AMANPOUR: Just -- just in terms of what's happening to those people, I mean, we have a map here, and we can see that Yemen is right against Saudi Arabia. Just very quickly, does Saudi Arabia think that the threat internally to itself is greater or as great as the threat externally, in other words, of al Qaeda going across the borders?

KHASHOGGI: Yeah, al Qaeda has no camps, no training territories in Saudi Arabia. Even their simple infrastructure (ph) that they enjoyed in the past is totally dismantled, so now they are in Yemen. But in Yemen, they have a free range, a free area to operate, to -- and that is dangerous, because of the border situation.

AMANPOUR: Jamal Khashoggi, thank you for joining us from Saudi Arabia.

KHASHOGGI: Thank you.

AMANPOUR: Mark Fallon, thank you so much for joining us here in the studio.

FALLON: Thank you.

AMANPOUR: And next, we have our "Post-Script," as we continue to explore the possibility of reconciliation after years of war. We look back at another conflict in the heart of the Middle East.


AMANPOUR: Now our "Post-Script." As we've been showing and as we know, more than eight years after 9/11, the war against al Qaeda continues, and the ideology has not yet been defeated. The civil war in Lebanon that started back in 1975 lasted much longer, though, 15 years, and it cost tens of thousands of lives. It was a different time and a different kind of conflict. But as this short film by Eric Trometer shows, reconciliation is possible, even among former fighters.


UNIDENTIFIED MALE: When I was just a young man or a young boy, even, I heard strange things about the Muslims.
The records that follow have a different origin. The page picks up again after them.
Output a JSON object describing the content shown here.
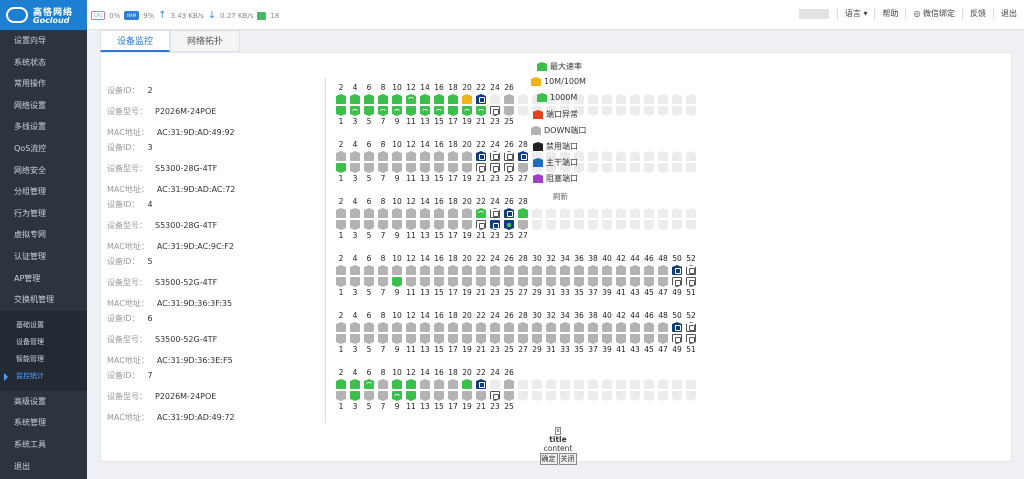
{
  "brand": {
    "name_cn": "高恪网络",
    "name_en": "Gocloud"
  },
  "stats": {
    "cpu_chip": "CPU",
    "cpu": "0%",
    "ram_chip": "RAM",
    "ram": "9%",
    "up": "3.43 KB/s",
    "down": "0.27 KB/s",
    "devices": "18"
  },
  "topmenu": {
    "language": "语言",
    "help": "帮助",
    "wechat": "微信绑定",
    "feedback": "反馈",
    "logout": "退出"
  },
  "sidebar": {
    "items_top": [
      "设置向导",
      "系统状态",
      "常用操作",
      "网络设置",
      "多线设置",
      "QoS流控",
      "网络安全",
      "分组管理",
      "行为管理",
      "虚拟专网",
      "认证管理",
      "AP管理",
      "交换机管理"
    ],
    "sub_items": [
      "基础设置",
      "设备管理",
      "智能管理",
      "监控统计"
    ],
    "active_sub": "监控统计",
    "items_bottom": [
      "高级设置",
      "系统管理",
      "系统工具",
      "退出"
    ]
  },
  "tabs": [
    "设备监控",
    "网络拓扑"
  ],
  "active_tab": "设备监控",
  "labels": {
    "id": "设备ID：",
    "model": "设备型号：",
    "mac": "MAC地址："
  },
  "devices": [
    {
      "id": "2",
      "model": "P2026M-24POE",
      "mac": "AC:31:9D:AD:49:92",
      "ports": 26,
      "top": "gggggwgggyne",
      "bottom": "gwgwwgwwgwwo"
    },
    {
      "id": "3",
      "model": "S5300-28G-4TF",
      "mac": "AC:31:9D:AD:AC:72",
      "ports": 28,
      "top": "rrrrrrrrrrnoon",
      "bottom": "grrrrrrrrrooor"
    },
    {
      "id": "4",
      "model": "S5300-28G-4TF",
      "mac": "AC:31:9D:AC:9C:F2",
      "ports": 28,
      "top": "rrrrrrrrrrwong",
      "bottom": "rrrrrrrrrrondr"
    },
    {
      "id": "5",
      "model": "S3500-52G-4TF",
      "mac": "AC:31:9D:36:3F:35",
      "ports": 52,
      "top": "rrrrrrrrrrrrrrrrrrrrrrrrno",
      "bottom": "rrrrgrrrrrrrrrrrrrrrrrrroo"
    },
    {
      "id": "6",
      "model": "S3500-52G-4TF",
      "mac": "AC:31:9D:36:3E:F5",
      "ports": 52,
      "top": "rrrrrrrrrrrrrrrrrrrrrrrrno",
      "bottom": "rrrrrrrrrrrrrrrrrrrrrrrroo"
    },
    {
      "id": "7",
      "model": "P2026M-24POE",
      "mac": "AC:31:9D:AD:49:72",
      "ports": 26,
      "top": "ggwrggrrrgne",
      "bottom": "rgrrwgrrrrro"
    }
  ],
  "legend": [
    {
      "label": "最大速率",
      "color": "#3dbf4e"
    },
    {
      "label": "10M/100M",
      "color": "#f2b21a"
    },
    {
      "label": "1000M",
      "color": "#3dbf4e"
    },
    {
      "label": "端口异常",
      "color": "#e0451e"
    },
    {
      "label": "DOWN端口",
      "color": "#b3b3b3"
    },
    {
      "label": "禁用端口",
      "color": "#222222"
    },
    {
      "label": "主干端口",
      "color": "#1a6fc4"
    },
    {
      "label": "阻塞端口",
      "color": "#a13fc9"
    }
  ],
  "refresh": "刷新",
  "dialog": {
    "close": "x",
    "title": "title",
    "content": "content",
    "ok": "确定",
    "cancel": "关闭"
  }
}
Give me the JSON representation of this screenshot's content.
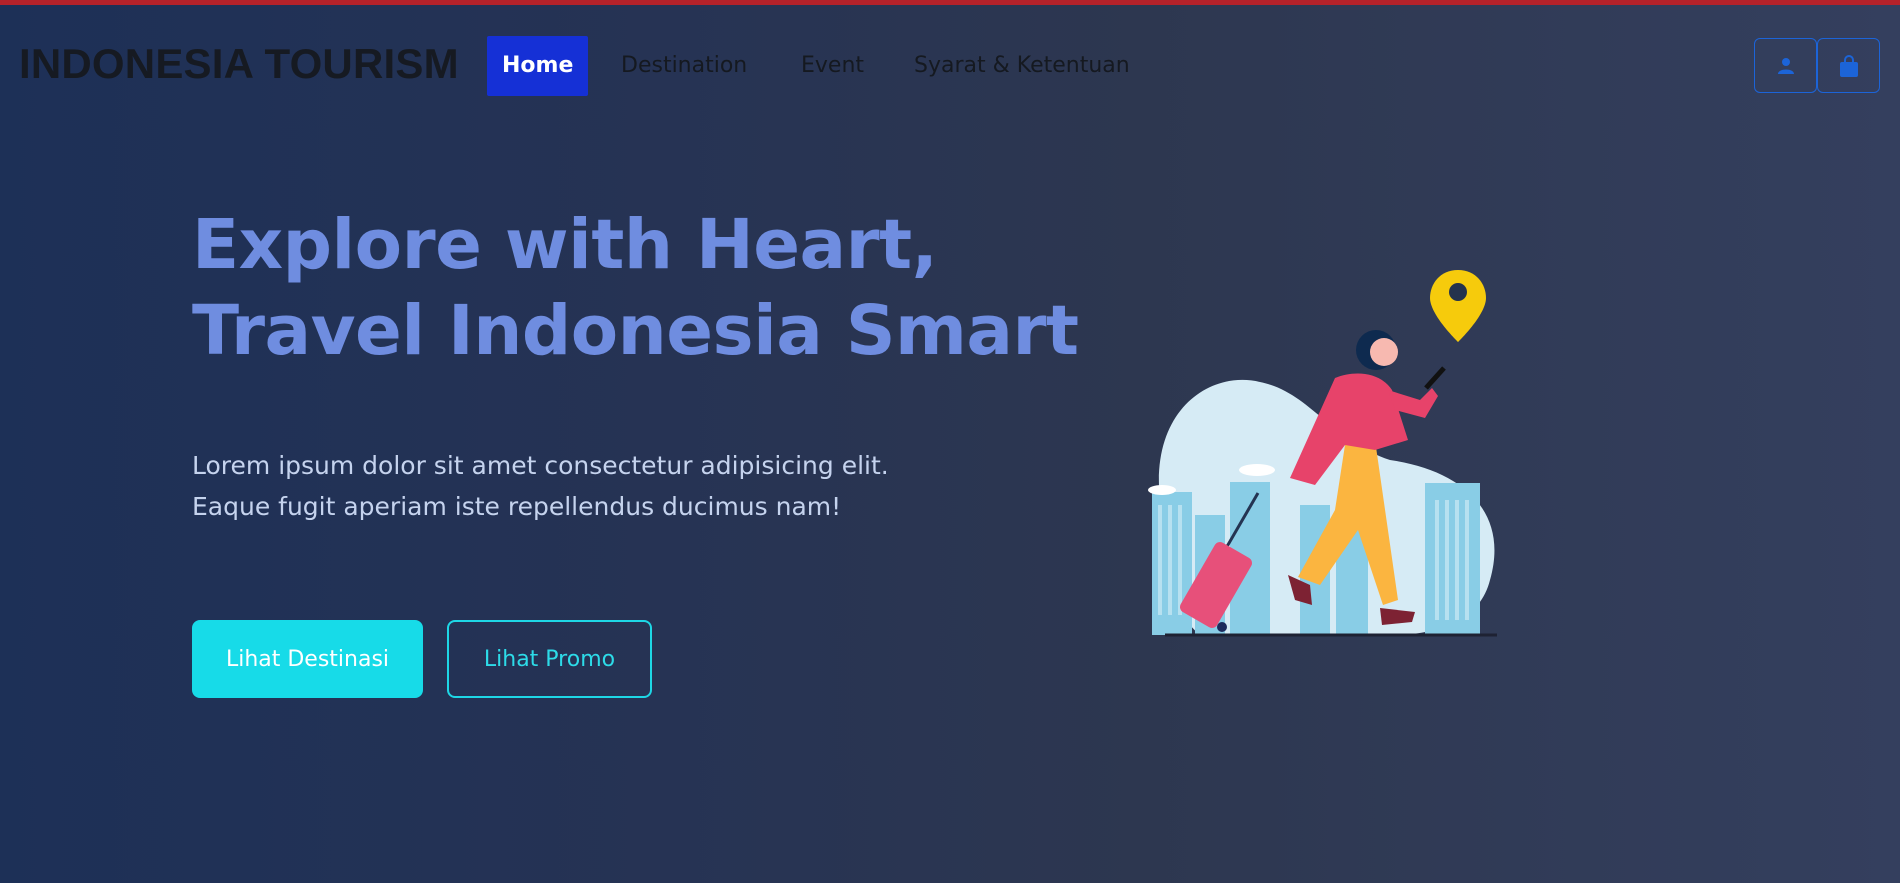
{
  "navbar": {
    "brand": "INDONESIA TOURISM",
    "links": [
      {
        "label": "Home",
        "active": true
      },
      {
        "label": "Destination",
        "active": false
      },
      {
        "label": "Event",
        "active": false
      },
      {
        "label": "Syarat & Ketentuan",
        "active": false
      }
    ],
    "icons": [
      "user-icon",
      "shopping-bag-icon"
    ]
  },
  "hero": {
    "headline_line1": "Explore with Heart,",
    "headline_line2": "Travel Indonesia Smart",
    "lead": "Lorem ipsum dolor sit amet consectetur adipisicing elit. Eaque fugit aperiam iste repellendus ducimus nam!",
    "primary_button": "Lihat Destinasi",
    "secondary_button": "Lihat Promo",
    "illustration": "traveler-with-suitcase-illustration"
  },
  "colors": {
    "accent_nav": "#1530d6",
    "headline": "#6f8de0",
    "cta": "#17dbe8",
    "icon_blue": "#1c64d8"
  }
}
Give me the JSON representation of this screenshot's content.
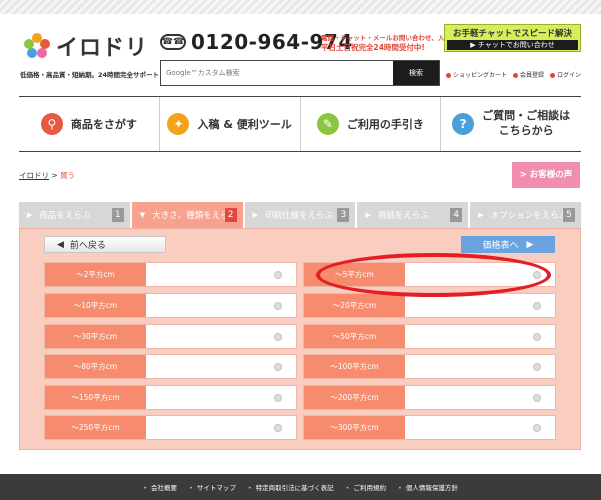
{
  "header": {
    "logo_text": "イロドリ",
    "tagline": "低価格・高品質・短納期。24時間完全サポート",
    "phone_icon": "☎☎",
    "phone": "0120-964-974",
    "phone_note_1": "電話・チャット・メールお問い合わせ、入稿",
    "phone_note_2": "平日土日祝完全24時間受付中!",
    "chat_title": "お手軽チャットでスピード解決",
    "chat_button": "▶ チャットでお問い合わせ",
    "search_placeholder": "Google™カスタム検索",
    "search_button": "検索",
    "links": [
      "ショッピングカート",
      "会員登録",
      "ログイン"
    ]
  },
  "nav": {
    "items": [
      {
        "label": "商品をさがす",
        "icon": "search-icon",
        "color": "#e8573f",
        "glyph": "🔍"
      },
      {
        "label": "入稿 & 便利ツール",
        "icon": "lightbulb-icon",
        "color": "#f3a21b",
        "glyph": "💡"
      },
      {
        "label": "ご利用の手引き",
        "icon": "pencil-icon",
        "color": "#8cc63f",
        "glyph": "✎"
      },
      {
        "label": "ご質問・ご相談は\nこちらから",
        "icon": "question-icon",
        "color": "#4a9fd8",
        "glyph": "?"
      }
    ]
  },
  "breadcrumb": {
    "home": "イロドリ",
    "sep": " > ",
    "current": "貿う"
  },
  "voice_button": "> お客様の声",
  "steps": [
    {
      "label": "商品をえらぶ",
      "num": "1",
      "active": false
    },
    {
      "label": "大きさ、種類をえらぶ",
      "num": "2",
      "active": true
    },
    {
      "label": "印刷仕様をえらぶ",
      "num": "3",
      "active": false
    },
    {
      "label": "用紙をえらぶ",
      "num": "4",
      "active": false
    },
    {
      "label": "オプションをえらぶ",
      "num": "5",
      "active": false
    }
  ],
  "back_button": "前へ戻る",
  "price_button": "価格表へ",
  "options_left": [
    "〜2平方cm",
    "〜10平方cm",
    "〜30平方cm",
    "〜80平方cm",
    "〜150平方cm",
    "〜250平方cm"
  ],
  "options_right": [
    "〜5平方cm",
    "〜20平方cm",
    "〜50平方cm",
    "〜100平方cm",
    "〜200平方cm",
    "〜300平方cm"
  ],
  "footer": {
    "links": [
      "会社概要",
      "サイトマップ",
      "特定商取引法に基づく表記",
      "ご利用規約",
      "個人情報保護方針"
    ]
  },
  "colors": {
    "accent": "#e1473a",
    "step_active": "#f7a28f",
    "panel_bg": "#f9cdbf",
    "option_label": "#f68b6e",
    "price_button": "#6aa4e0",
    "highlight_ring": "#e31e24"
  }
}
They were dirty. They had a strange way to pray. They were aiming for a pan-Arab or a Muslim greater nation, and Lebanon was nothing for them.



UNIDENTIFIED MALE: In 1975, I felt myself ready to do anything needed just to defend myself and my community. I became just a killing machine.


UNIDENTIFIED MALE: I had to protect my street, my community. This was -- I think that fear was the thing that triggered me.


UNIDENTIFIED MALE: I don't know how to tell you this now. Somewhere deep, deep, deep in my heart, you know, it's an injury that can never -- that will never cease beating. Maybe he died once, but I die every time I think -- I think of those I have killed. And there's a lot of them, believe me. There's a lot of them.


AMANPOUR: It's a powerful message. It's a powerful reality. And to see a longer version of that film, to submit your videos as part of our "Global Dispatches" series, go to our Web site,, and send us a view of your world.

That's it for now. We will be back tomorrow with a story about a young doctor who stood up for his medical principles during the unrest in Iran and was later found dead. For all of us here, goodbye from New York.